- _Component data from apps and pages_:
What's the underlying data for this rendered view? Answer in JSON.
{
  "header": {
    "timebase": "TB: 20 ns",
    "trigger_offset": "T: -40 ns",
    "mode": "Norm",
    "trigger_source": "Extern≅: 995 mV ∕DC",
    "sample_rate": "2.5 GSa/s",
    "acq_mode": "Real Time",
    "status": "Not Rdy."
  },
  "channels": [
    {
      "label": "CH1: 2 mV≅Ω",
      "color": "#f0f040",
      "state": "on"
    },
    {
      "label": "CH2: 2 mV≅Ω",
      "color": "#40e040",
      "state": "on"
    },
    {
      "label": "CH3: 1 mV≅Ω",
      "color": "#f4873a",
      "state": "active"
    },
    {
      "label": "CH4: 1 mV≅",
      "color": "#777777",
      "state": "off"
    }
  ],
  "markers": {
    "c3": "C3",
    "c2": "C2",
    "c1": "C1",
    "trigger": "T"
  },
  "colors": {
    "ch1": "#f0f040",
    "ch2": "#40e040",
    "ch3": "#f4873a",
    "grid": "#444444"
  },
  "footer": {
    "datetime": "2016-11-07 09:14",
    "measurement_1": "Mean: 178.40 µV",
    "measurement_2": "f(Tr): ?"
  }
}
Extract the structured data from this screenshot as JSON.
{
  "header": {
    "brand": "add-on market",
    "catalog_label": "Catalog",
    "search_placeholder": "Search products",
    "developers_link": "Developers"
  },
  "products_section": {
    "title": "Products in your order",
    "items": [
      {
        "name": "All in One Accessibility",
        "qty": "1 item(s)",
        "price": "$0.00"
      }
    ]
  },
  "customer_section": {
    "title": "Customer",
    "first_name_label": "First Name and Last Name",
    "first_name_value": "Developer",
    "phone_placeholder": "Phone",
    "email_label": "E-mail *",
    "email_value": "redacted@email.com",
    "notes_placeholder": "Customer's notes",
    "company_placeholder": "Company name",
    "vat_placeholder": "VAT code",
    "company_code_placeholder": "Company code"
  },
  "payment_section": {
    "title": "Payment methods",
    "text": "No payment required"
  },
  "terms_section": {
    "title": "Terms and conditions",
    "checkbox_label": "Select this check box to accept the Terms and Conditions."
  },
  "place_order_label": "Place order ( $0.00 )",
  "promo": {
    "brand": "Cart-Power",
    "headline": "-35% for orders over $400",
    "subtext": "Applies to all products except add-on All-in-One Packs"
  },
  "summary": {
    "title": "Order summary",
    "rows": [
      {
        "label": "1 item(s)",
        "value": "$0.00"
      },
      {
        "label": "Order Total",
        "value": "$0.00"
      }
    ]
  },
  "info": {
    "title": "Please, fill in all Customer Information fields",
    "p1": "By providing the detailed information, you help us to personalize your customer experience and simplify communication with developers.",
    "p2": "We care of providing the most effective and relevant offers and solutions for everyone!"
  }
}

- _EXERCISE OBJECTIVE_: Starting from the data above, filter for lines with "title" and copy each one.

- _RESPONSE TO THIS EXERCISE_:
    "title": "Products in your order",
    "title": "Customer",
    "title": "Payment methods",
    "title": "Terms and conditions",
    "title": "Order summary",
    "title": "Please, fill in all Customer Information fields",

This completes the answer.